Report: 3 global events impacting the auto industry
By Mike Gardner, VP Automotive Group at Fortegra
By 2030, the global automotive industry is predicted to reach $9 trillion, with new vehicle sales making up 38% of it.
While these numbers sound promising, a few current events have dealers, manufacturers, and auto repair shops thinking otherwise: United States-Mexico-Canada Agreement, the United States and China trade war, and the coronavirus.
How can the auto industry maneuver through these global events to continue generating a profit and attracting customers during this crucial time?
United States-Mexico-Canada Agreement (USMCA)
The USMCA went into effect on November 30, 2018, but American businesses are still feeling the impact today, especially the auto industry, from the manufacturing line all the way through to the auto repair industry. According to budget projections from the Congressional Budget Office, the USMCA is expected to cost the auto industry $3 billion over the next ten years. This is, in part, due to stricter guidelines on importing duty-free auto parts — or parts exempt from paying taxes when they cross borders — based on where the parts were built and labor rules of certain countries. For auto repair shops, they’re challenged with finding parts at a decent price to continue generating revenue and maintain customer satisfaction, while navigating the new guidelines under USMCA.
Other factors play into the impact on the auto industry. For example, 40% of vehicles must be manufactured in facilities where the minimum wage for employees is $16 per hour. Additionally, 75% of auto parts must be imported duty-free by 2023, an increase from 62.5% as stated in the former North American Free Trade Agreement (NAFTA). These can increase the production costs for automakers, and, in turn, influence consumer decisions. A survey by LevaData shows that 58% of automotive executives agree these factors will result in higher costs for consumers over the next few years. Higher costs will decrease demand, which will force automakers and the repair industry to significantly rethink their short- and long-term strategies to continue catering to customers while generating revenue.
United States/China trade war
According to the Center for Automotive Research, the trade war between the U.S. and China is expected to take a huge toll on the auto industry, causing it to lose a potential $770 billion in sales over the next five years. The same research predicts global sales of cars and SUVs will hit 77.3 million in 2020, a decrease of 84.4 million in 2017. While sales are expected to climb back to 87.9 million by 2025, it will be a slow and cautious increase because of the current trade war.
China will be hit the hardest, but Germany is feeling the impact, too, because China is a key market for the German auto industry. It’s clear the trade war will have a global impact in the years to come.
Last, but not least, the coronavirus is expected to have a negative impact on global auto sales as most Chinese automakers have halted production for the foreseeable future. It’s predicted the industry could see a 2.5% decrease in overall sales this year due to the virus.
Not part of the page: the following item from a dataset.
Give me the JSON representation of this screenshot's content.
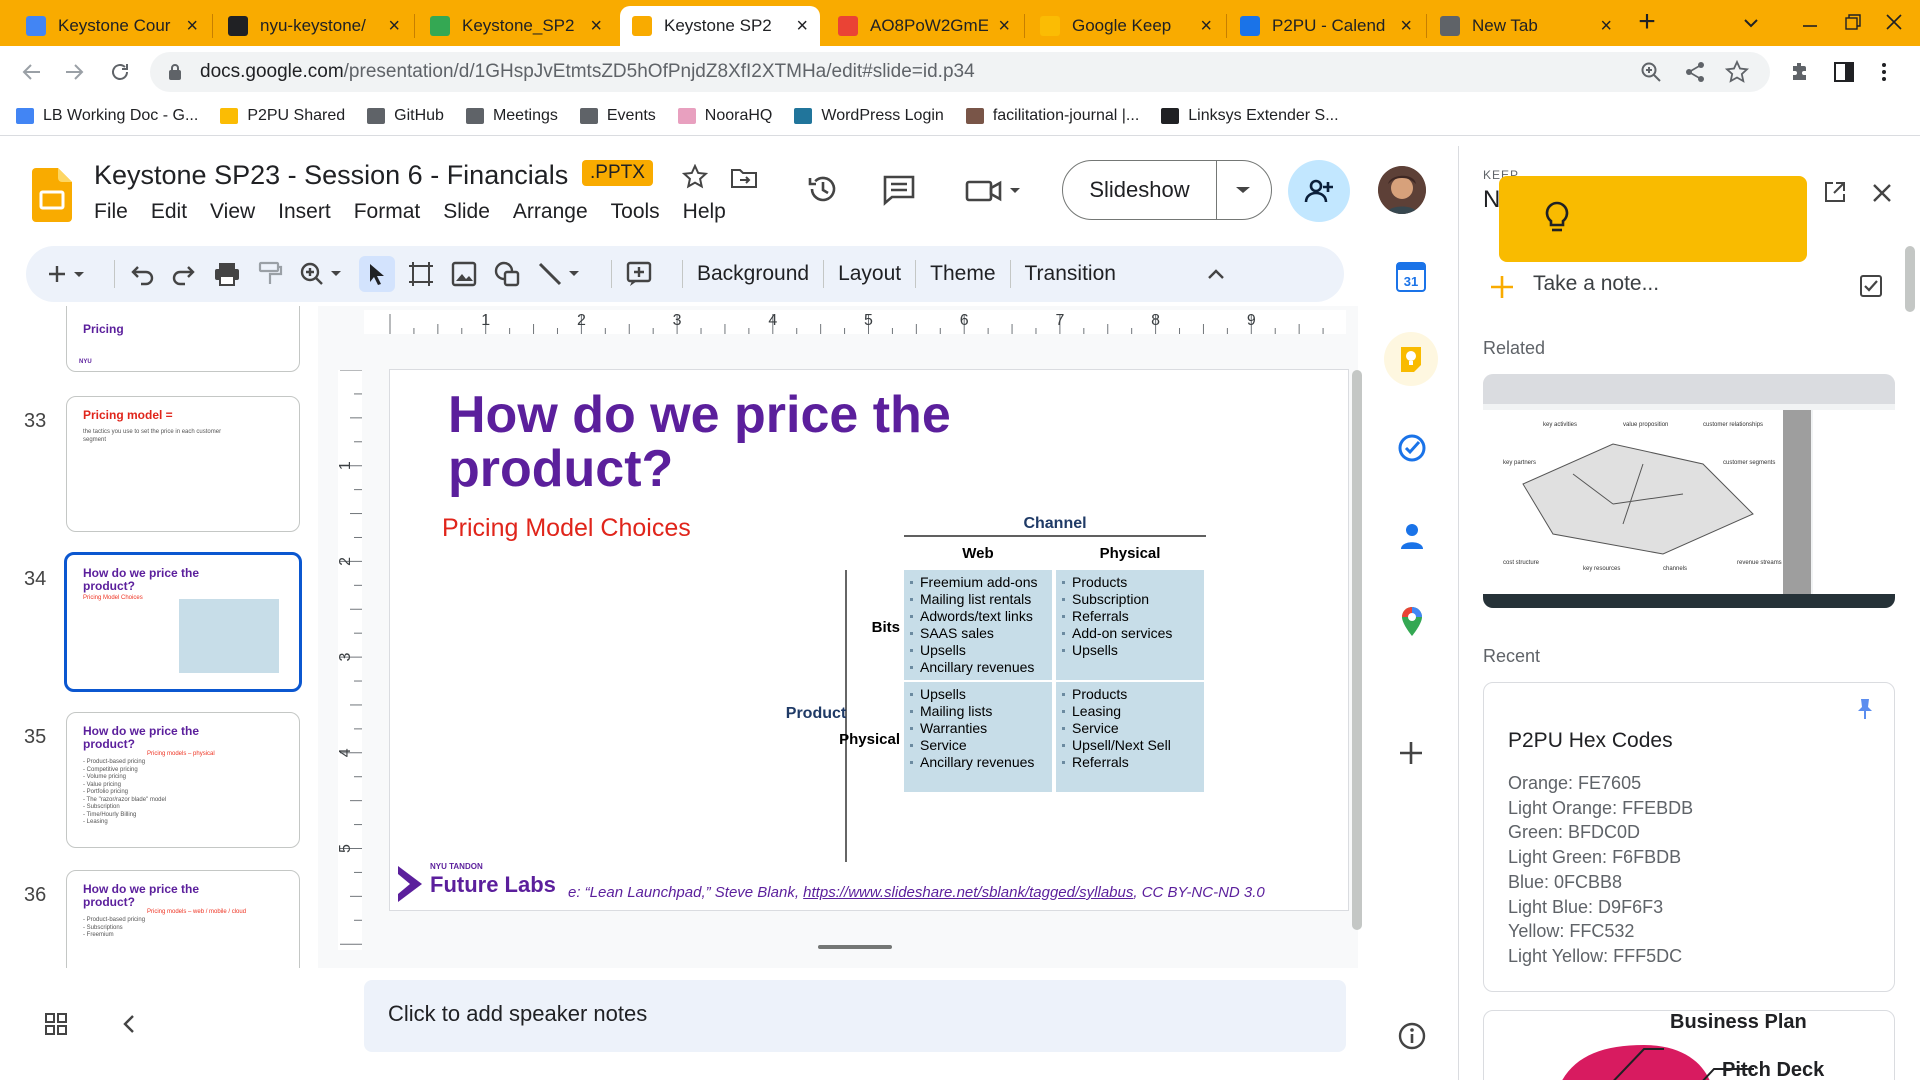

In fact, in the first half of February, China saw a 92% decrease in car sales, a detrimental hit to the industry. Nissan, which is headquartered in Wuhan, saw its share prices tumble 30% because of shutdowns. Hyundai relies on Chinese suppliers and as a result, has had to idle some of its plants due to the shortage.
Yet, there is a light at the end of the tunnel for automakers around the world in spite of the coronavirus. Within the last two months, Tesla reopened its factory in Shanghai, and Ford restarted production. Automakers, dealers and auto repair shops of all sizes should anticipate this to be a slow, but sure, recovery.
Adjusting strategies for future incidents
There’s no doubt it will take time and patience for the auto industry to fully recover from these crucial events. No matter how long they last, automakers, dealers and repair shops will need to adjust their strategies moving forward, and develop a plan for future events — both with their internal teams and their customers. Following events such as these, the industry should take it as an opportunity to re-evaluate current processes, technologies and partnerships and see what gaps need to be filled to overcome future incidents and continue catering to customers while generating revenue. In doing so, they are able to set a plan in place to overcome future events and come out of them stronger than before.
About Mike Gardner, VP Automotive Product Group at Fortegra
Calling on more than 30 years of experience in the development of automotive and consumer credit insurance products and programs, Mike cultivates client relationships with Fortegra’s third-party administrative partners and spearheads the advancement of F&I programs like CLIPS, customer contact and reinsurance. Aligning strategic risks, Mike guides shared partnerships using reinsurance and works with current TPA clients to drive business growth.